■ **What is being asked**: Filter these entries, keeping only lines that hold the word "legend".

■ **Data for this exercise**:
•••••
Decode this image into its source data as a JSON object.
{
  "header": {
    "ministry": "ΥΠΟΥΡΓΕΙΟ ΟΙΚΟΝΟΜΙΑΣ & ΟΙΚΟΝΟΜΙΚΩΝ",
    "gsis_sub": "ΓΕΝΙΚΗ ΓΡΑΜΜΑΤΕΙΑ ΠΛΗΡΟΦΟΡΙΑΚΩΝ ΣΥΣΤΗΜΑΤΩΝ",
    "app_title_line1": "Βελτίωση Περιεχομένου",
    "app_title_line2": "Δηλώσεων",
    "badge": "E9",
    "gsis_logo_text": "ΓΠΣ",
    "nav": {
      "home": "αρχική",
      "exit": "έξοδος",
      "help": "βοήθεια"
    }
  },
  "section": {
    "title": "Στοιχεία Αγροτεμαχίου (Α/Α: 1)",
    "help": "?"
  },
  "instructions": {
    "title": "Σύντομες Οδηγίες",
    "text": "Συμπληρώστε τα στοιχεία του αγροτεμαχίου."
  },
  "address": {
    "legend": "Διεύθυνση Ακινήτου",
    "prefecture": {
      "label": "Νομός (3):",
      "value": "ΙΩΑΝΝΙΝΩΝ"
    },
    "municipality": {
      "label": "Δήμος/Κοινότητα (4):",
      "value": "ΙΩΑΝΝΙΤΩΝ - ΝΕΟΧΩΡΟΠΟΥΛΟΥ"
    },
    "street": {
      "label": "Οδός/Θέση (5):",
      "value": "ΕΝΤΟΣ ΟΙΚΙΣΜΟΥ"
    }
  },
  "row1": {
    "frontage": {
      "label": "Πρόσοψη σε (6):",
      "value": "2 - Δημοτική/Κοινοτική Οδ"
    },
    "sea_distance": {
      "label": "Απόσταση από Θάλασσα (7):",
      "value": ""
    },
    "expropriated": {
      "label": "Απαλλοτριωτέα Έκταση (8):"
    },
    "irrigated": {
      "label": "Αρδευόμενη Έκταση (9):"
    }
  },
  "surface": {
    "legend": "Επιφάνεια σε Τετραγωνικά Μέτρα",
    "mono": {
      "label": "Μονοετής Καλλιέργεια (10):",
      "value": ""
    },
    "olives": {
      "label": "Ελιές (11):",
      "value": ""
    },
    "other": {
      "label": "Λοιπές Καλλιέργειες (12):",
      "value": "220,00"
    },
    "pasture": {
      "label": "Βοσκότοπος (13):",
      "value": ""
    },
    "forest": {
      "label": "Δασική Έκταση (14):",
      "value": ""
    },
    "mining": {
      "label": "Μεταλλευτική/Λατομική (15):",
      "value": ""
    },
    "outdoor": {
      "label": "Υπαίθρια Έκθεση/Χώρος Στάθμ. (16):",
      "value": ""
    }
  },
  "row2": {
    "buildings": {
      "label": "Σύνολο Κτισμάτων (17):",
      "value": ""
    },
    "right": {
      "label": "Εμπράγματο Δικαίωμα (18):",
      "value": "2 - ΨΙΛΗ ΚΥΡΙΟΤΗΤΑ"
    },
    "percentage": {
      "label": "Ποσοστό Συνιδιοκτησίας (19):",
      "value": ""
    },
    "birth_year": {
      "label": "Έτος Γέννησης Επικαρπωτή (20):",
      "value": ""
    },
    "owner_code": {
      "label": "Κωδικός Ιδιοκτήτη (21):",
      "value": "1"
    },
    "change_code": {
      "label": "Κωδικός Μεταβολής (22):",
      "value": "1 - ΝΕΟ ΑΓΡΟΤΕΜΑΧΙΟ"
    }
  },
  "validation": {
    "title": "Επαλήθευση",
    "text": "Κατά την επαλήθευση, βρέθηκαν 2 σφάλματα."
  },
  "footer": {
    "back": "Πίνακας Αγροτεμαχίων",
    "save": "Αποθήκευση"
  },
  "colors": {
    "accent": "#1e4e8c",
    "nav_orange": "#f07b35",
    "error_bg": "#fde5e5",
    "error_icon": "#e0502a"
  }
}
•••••
■ **Answer section**:
    "legend": "Διεύθυνση Ακινήτου",
    "legend": "Επιφάνεια σε Τετραγωνικά Μέτρα",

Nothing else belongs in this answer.